Task item> All of the data that appears below is to be given again precisely as written.

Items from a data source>
------------------------------------
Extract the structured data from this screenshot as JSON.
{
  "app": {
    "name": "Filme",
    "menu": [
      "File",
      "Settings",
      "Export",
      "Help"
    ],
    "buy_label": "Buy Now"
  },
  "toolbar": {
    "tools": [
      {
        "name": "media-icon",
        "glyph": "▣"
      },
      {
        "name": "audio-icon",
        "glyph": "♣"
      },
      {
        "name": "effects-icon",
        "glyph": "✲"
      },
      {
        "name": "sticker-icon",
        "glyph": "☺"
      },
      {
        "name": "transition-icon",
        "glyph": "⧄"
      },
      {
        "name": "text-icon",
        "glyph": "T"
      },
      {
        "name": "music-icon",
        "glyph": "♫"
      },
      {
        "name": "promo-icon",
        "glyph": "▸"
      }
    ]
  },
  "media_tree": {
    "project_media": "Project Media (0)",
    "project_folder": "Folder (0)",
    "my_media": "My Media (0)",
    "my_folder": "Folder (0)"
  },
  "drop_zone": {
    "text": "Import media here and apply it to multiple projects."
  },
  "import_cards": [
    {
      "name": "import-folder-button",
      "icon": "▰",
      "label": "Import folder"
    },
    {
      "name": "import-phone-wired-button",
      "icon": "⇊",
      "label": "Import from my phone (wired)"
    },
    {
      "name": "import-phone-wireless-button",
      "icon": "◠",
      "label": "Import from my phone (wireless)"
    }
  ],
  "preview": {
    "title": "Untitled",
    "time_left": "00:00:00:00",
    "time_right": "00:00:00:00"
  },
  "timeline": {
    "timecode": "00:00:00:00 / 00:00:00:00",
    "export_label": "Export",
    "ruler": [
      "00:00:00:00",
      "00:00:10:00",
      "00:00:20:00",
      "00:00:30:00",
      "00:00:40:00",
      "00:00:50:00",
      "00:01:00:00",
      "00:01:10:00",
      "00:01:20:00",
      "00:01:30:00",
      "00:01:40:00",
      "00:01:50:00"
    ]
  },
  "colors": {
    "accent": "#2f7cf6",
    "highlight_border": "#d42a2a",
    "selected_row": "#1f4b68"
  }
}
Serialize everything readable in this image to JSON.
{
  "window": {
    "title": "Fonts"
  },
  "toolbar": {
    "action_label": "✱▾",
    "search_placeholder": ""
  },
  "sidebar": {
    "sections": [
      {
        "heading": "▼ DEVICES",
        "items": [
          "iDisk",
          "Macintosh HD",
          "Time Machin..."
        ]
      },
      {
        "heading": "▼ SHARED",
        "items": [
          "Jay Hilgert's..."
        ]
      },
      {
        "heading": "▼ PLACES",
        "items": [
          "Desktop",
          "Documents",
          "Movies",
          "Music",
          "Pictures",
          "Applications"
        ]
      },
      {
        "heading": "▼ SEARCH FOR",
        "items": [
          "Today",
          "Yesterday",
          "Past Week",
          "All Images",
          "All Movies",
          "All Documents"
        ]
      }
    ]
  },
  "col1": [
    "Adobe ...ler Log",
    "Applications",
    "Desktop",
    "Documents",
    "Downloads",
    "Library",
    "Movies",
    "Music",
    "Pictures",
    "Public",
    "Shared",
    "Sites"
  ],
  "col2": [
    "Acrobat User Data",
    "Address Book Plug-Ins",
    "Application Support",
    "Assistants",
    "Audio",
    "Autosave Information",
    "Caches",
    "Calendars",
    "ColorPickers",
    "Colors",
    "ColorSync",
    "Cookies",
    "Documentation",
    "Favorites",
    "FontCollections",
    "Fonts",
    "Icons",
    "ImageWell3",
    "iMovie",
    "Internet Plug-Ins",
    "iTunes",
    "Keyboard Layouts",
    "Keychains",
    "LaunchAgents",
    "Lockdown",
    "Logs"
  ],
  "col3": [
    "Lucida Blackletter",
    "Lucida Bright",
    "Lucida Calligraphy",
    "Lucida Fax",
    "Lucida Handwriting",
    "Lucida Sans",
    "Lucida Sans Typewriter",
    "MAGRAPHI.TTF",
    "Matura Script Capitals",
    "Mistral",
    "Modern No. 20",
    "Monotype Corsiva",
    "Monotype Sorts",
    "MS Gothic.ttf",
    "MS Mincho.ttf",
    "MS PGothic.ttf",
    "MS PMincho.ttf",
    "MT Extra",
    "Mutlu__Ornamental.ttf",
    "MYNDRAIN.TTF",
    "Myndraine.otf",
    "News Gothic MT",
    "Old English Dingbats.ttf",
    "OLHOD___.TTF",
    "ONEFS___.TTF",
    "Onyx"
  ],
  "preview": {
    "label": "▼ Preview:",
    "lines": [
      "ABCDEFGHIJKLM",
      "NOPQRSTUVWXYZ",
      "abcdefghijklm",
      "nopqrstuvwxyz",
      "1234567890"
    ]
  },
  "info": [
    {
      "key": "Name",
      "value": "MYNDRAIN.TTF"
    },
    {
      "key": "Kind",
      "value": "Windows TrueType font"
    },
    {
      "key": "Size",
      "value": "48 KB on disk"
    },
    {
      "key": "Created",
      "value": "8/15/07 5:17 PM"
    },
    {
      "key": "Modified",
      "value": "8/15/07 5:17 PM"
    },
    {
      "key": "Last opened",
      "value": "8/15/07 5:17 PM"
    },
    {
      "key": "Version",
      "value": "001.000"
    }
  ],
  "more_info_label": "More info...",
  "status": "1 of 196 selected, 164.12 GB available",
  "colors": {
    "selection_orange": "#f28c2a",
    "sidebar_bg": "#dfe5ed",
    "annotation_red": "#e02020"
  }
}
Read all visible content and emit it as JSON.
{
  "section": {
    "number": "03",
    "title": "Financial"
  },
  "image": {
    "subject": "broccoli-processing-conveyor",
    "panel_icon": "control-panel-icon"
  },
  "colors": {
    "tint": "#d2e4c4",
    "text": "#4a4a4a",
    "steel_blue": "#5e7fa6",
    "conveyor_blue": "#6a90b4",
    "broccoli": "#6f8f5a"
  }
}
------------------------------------
Result>
Extract the structured data from this screenshot as JSON.
{
  "app": {
    "name": "Filme",
    "menu": [
      "File",
      "Settings",
      "Export",
      "Help"
    ],
    "buy_label": "Buy Now"
  },
  "toolbar": {
    "tools": [
      {
        "name": "media-icon",
        "glyph": "▣"
      },
      {
        "name": "audio-icon",
        "glyph": "♣"
      },
      {
        "name": "effects-icon",
        "glyph": "✲"
      },
      {
        "name": "sticker-icon",
        "glyph": "☺"
      },
      {
        "name": "transition-icon",
        "glyph": "⧄"
      },
      {
        "name": "text-icon",
        "glyph": "T"
      },
      {
        "name": "music-icon",
        "glyph": "♫"
      },
      {
        "name": "promo-icon",
        "glyph": "▸"
      }
    ]
  },
  "media_tree": {
    "project_media": "Project Media (0)",
    "project_folder": "Folder (0)",
    "my_media": "My Media (0)",
    "my_folder": "Folder (0)"
  },
  "drop_zone": {
    "text": "Import media here and apply it to multiple projects."
  },
  "import_cards": [
    {
      "name": "import-folder-button",
      "icon": "▰",
      "label": "Import folder"
    },
    {
      "name": "import-phone-wired-button",
      "icon": "⇊",
      "label": "Import from my phone (wired)"
    },
    {
      "name": "import-phone-wireless-button",
      "icon": "◠",
      "label": "Import from my phone (wireless)"
    }
  ],
  "preview": {
    "title": "Untitled",
    "time_left": "00:00:00:00",
    "time_right": "00:00:00:00"
  },
  "timeline": {
    "timecode": "00:00:00:00 / 00:00:00:00",
    "export_label": "Export",
    "ruler": [
      "00:00:00:00",
      "00:00:10:00",
      "00:00:20:00",
      "00:00:30:00",
      "00:00:40:00",
      "00:00:50:00",
      "00:01:00:00",
      "00:01:10:00",
      "00:01:20:00",
      "00:01:30:00",
      "00:01:40:00",
      "00:01:50:00"
    ]
  },
  "colors": {
    "accent": "#2f7cf6",
    "highlight_border": "#d42a2a",
    "selected_row": "#1f4b68"
  }
}
Serialize everything readable in this image to JSON.
{
  "window": {
    "title": "Fonts"
  },
  "toolbar": {
    "action_label": "✱▾",
    "search_placeholder": ""
  },
  "sidebar": {
    "sections": [
      {
        "heading": "▼ DEVICES",
        "items": [
          "iDisk",
          "Macintosh HD",
          "Time Machin..."
        ]
      },
      {
        "heading": "▼ SHARED",
        "items": [
          "Jay Hilgert's..."
        ]
      },
      {
        "heading": "▼ PLACES",
        "items": [
          "Desktop",
          "Documents",
          "Movies",
          "Music",
          "Pictures",
          "Applications"
        ]
      },
      {
        "heading": "▼ SEARCH FOR",
        "items": [
          "Today",
          "Yesterday",
          "Past Week",
          "All Images",
          "All Movies",
          "All Documents"
        ]
      }
    ]
  },
  "col1": [
    "Adobe ...ler Log",
    "Applications",
    "Desktop",
    "Documents",
    "Downloads",
    "Library",
    "Movies",
    "Music",
    "Pictures",
    "Public",
    "Shared",
    "Sites"
  ],
  "col2": [
    "Acrobat User Data",
    "Address Book Plug-Ins",
    "Application Support",
    "Assistants",
    "Audio",
    "Autosave Information",
    "Caches",
    "Calendars",
    "ColorPickers",
    "Colors",
    "ColorSync",
    "Cookies",
    "Documentation",
    "Favorites",
    "FontCollections",
    "Fonts",
    "Icons",
    "ImageWell3",
    "iMovie",
    "Internet Plug-Ins",
    "iTunes",
    "Keyboard Layouts",
    "Keychains",
    "LaunchAgents",
    "Lockdown",
    "Logs"
  ],
  "col3": [
    "Lucida Blackletter",
    "Lucida Bright",
    "Lucida Calligraphy",
    "Lucida Fax",
    "Lucida Handwriting",
    "Lucida Sans",
    "Lucida Sans Typewriter",
    "MAGRAPHI.TTF",
    "Matura Script Capitals",
    "Mistral",
    "Modern No. 20",
    "Monotype Corsiva",
    "Monotype Sorts",
    "MS Gothic.ttf",
    "MS Mincho.ttf",
    "MS PGothic.ttf",
    "MS PMincho.ttf",
    "MT Extra",
    "Mutlu__Ornamental.ttf",
    "MYNDRAIN.TTF",
    "Myndraine.otf",
    "News Gothic MT",
    "Old English Dingbats.ttf",
    "OLHOD___.TTF",
    "ONEFS___.TTF",
    "Onyx"
  ],
  "preview": {
    "label": "▼ Preview:",
    "lines": [
      "ABCDEFGHIJKLM",
      "NOPQRSTUVWXYZ",
      "abcdefghijklm",
      "nopqrstuvwxyz",
      "1234567890"
    ]
  },
  "info": [
    {
      "key": "Name",
      "value": "MYNDRAIN.TTF"
    },
    {
      "key": "Kind",
      "value": "Windows TrueType font"
    },
    {
      "key": "Size",
      "value": "48 KB on disk"
    },
    {
      "key": "Created",
      "value": "8/15/07 5:17 PM"
    },
    {
      "key": "Modified",
      "value": "8/15/07 5:17 PM"
    },
    {
      "key": "Last opened",
      "value": "8/15/07 5:17 PM"
    },
    {
      "key": "Version",
      "value": "001.000"
    }
  ],
  "more_info_label": "More info...",
  "status": "1 of 196 selected, 164.12 GB available",
  "colors": {
    "selection_orange": "#f28c2a",
    "sidebar_bg": "#dfe5ed",
    "annotation_red": "#e02020"
  }
}
Read all visible content and emit it as JSON.
{
  "section": {
    "number": "03",
    "title": "Financial"
  },
  "image": {
    "subject": "broccoli-processing-conveyor",
    "panel_icon": "control-panel-icon"
  },
  "colors": {
    "tint": "#d2e4c4",
    "text": "#4a4a4a",
    "steel_blue": "#5e7fa6",
    "conveyor_blue": "#6a90b4",
    "broccoli": "#6f8f5a"
  }
}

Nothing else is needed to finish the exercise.